DIRECTIONS:
Please reproduce the entire listing, character for character.

AVAILABLE DATA:
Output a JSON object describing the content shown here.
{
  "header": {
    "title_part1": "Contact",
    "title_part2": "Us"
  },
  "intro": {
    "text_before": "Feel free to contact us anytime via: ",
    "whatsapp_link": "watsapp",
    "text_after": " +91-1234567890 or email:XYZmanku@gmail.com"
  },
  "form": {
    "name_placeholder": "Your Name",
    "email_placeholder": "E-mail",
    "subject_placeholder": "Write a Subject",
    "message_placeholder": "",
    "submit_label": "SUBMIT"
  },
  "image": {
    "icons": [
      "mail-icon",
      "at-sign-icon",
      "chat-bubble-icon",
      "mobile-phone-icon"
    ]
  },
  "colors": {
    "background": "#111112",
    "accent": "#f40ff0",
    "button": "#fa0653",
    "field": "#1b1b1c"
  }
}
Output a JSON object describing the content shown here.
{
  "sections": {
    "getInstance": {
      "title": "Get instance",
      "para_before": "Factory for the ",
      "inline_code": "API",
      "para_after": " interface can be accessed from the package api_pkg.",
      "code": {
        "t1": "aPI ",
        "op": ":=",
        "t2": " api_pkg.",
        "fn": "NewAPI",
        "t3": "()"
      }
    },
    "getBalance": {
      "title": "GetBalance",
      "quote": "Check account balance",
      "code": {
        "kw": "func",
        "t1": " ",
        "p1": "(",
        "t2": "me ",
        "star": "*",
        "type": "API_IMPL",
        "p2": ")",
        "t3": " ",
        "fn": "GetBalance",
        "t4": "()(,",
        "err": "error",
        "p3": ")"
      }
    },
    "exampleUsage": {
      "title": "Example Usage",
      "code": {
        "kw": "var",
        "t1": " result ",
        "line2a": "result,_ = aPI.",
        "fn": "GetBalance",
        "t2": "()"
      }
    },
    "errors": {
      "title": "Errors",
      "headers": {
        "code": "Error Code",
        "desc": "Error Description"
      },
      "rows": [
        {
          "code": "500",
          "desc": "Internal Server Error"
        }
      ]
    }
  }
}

ANSWER SPACE:
Output a JSON object describing the content shown here.
{
  "header": {
    "title_part1": "Contact",
    "title_part2": "Us"
  },
  "intro": {
    "text_before": "Feel free to contact us anytime via: ",
    "whatsapp_link": "watsapp",
    "text_after": " +91-1234567890 or email:XYZmanku@gmail.com"
  },
  "form": {
    "name_placeholder": "Your Name",
    "email_placeholder": "E-mail",
    "subject_placeholder": "Write a Subject",
    "message_placeholder": "",
    "submit_label": "SUBMIT"
  },
  "image": {
    "icons": [
      "mail-icon",
      "at-sign-icon",
      "chat-bubble-icon",
      "mobile-phone-icon"
    ]
  },
  "colors": {
    "background": "#111112",
    "accent": "#f40ff0",
    "button": "#fa0653",
    "field": "#1b1b1c"
  }
}
Output a JSON object describing the content shown here.
{
  "sections": {
    "getInstance": {
      "title": "Get instance",
      "para_before": "Factory for the ",
      "inline_code": "API",
      "para_after": " interface can be accessed from the package api_pkg.",
      "code": {
        "t1": "aPI ",
        "op": ":=",
        "t2": " api_pkg.",
        "fn": "NewAPI",
        "t3": "()"
      }
    },
    "getBalance": {
      "title": "GetBalance",
      "quote": "Check account balance",
      "code": {
        "kw": "func",
        "t1": " ",
        "p1": "(",
        "t2": "me ",
        "star": "*",
        "type": "API_IMPL",
        "p2": ")",
        "t3": " ",
        "fn": "GetBalance",
        "t4": "()(,",
        "err": "error",
        "p3": ")"
      }
    },
    "exampleUsage": {
      "title": "Example Usage",
      "code": {
        "kw": "var",
        "t1": " result ",
        "line2a": "result,_ = aPI.",
        "fn": "GetBalance",
        "t2": "()"
      }
    },
    "errors": {
      "title": "Errors",
      "headers": {
        "code": "Error Code",
        "desc": "Error Description"
      },
      "rows": [
        {
          "code": "500",
          "desc": "Internal Server Error"
        }
      ]
    }
  }
}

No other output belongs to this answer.